Ear­li­er this week, artist Jan Aron­son wrote about her illus­tra­tions for The Bronf­man Hag­gadah. She will be blog­ging here all week for Jew­ish Book Coun­cil and MyJew­ish­Learn­ing.

When Edgar asked me to illus­trate the text of The Bronf­man Hag­gadah, which at that point he had been writ­ing for sev­er­al years, my first response was: But I’m not an illustrator!”

Good. I don’t want an illus­tra­tor. I want you to do it,” was his swift reply.

And so began a project that was the oppor­tu­ni­ty of a life­time. An artist does not often get the chance to have com­plete and full cre­ative free­dom to do what they want with some­thing that is so mean­ing­ful — both in a per­son­al and spir­i­tu­al sense.

Not once was there any­one look­ing over my shoul­der try­ing to edit what I was doing. Cer­tain­ly not Edgar or even Riz­zoli, the publisher.

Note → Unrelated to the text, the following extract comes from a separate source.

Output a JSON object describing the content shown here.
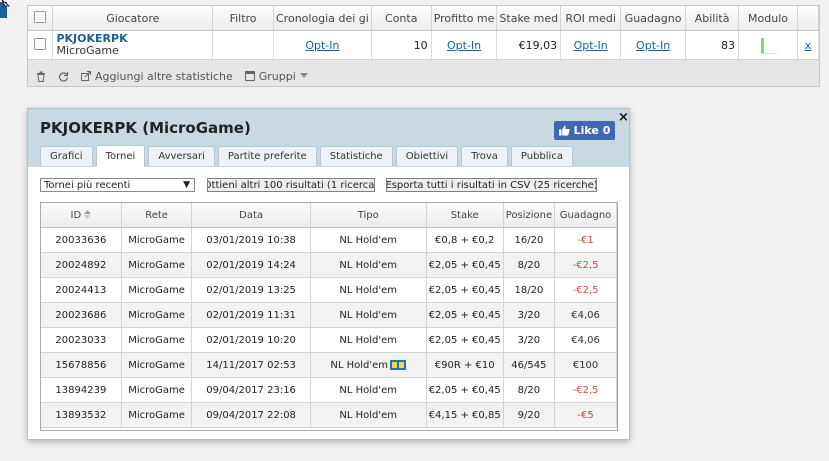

This project was a chance to actu­al­ly branch out and use all of my cre­ative juices. And it was a won­der­ful, won­der­ful thing to do at this point in my life as an artist. I’ve spent many years in my stu­dio alone cre­at­ing var­i­ous bod­ies of work, so to final­ly have the oppor­tu­ni­ty to col­lab­o­rate — with my hus­band no less — was a tremen­dous joy.

Look­ing back, Edgar’s request was tru­ly a bless­ing in dis­guise. For an artist, the biggest chal­lenges often yield work of a total­ly unfore­seen — and remark­able — qual­i­ty. I was con­tin­u­ous­ly striv­ing to present the mate­r­i­al in the most stim­u­lat­ing ways pos­si­ble. How would I keep adults inter­est­ed? How do I encour­age the chil­dren, who would be at the table for their first and tenth times alike, to open the Hag­gadah and to look for­ward to turn­ing the page? 

My new inhab­i­tance of the mind of an illus­tra­tor was, as it turned out, some­thing of a meta­mor­pho­sis. It changed the way that I approached my art, the way I per­ceived the art world, and the way I pre­sent­ed my work.

Vis­it Jan Aron­son’s offi­cial web­site here.

Jan Aron­son is the illus­tra­tor of the The Bronf­man Hag­gadah pub­lished by Riz­zoli. Born in New Orleans, New York-based artist Jan Aron­son has had more than sev­en­ty solo and group exhi­bi­tions. Her work is includ­ed in many muse­um, cor­po­rate, and pri­vate col­lec­tions, both nation­al­ly and internationally.

Aron­son received a MFA from Pratt Insti­tute in 1973 and began teach­ing soon after. For the past 23 years she has con­cen­trat­ed on her work in a stu­dio in Long Island City. She is known for her nature inspired work that has tak­en her to Sinai, the Indi­an Himalayas, Patag­o­nia, the Ama­zon, the Amer­i­can West, the beach­es of Anguil­la and the Inca Trail to Machu Pichu. She recent­ly wrote a lec­ture enti­tled The Con­tem­po­rary Por­trait and pre­sent­ed it in var­i­ous venues in the Unit­ed States.

Aronson’s work has been reviewed in numer­ous peri­od­i­cals and news­pa­pers since she began her exhi­bi­tion career in the mid-seventies.

A Depar­ture From the Tra­di­tion­al: The Bronf­man Haggadah

How I Became an Illustrator

Why I Put a Map in the Bronf­man Haggadah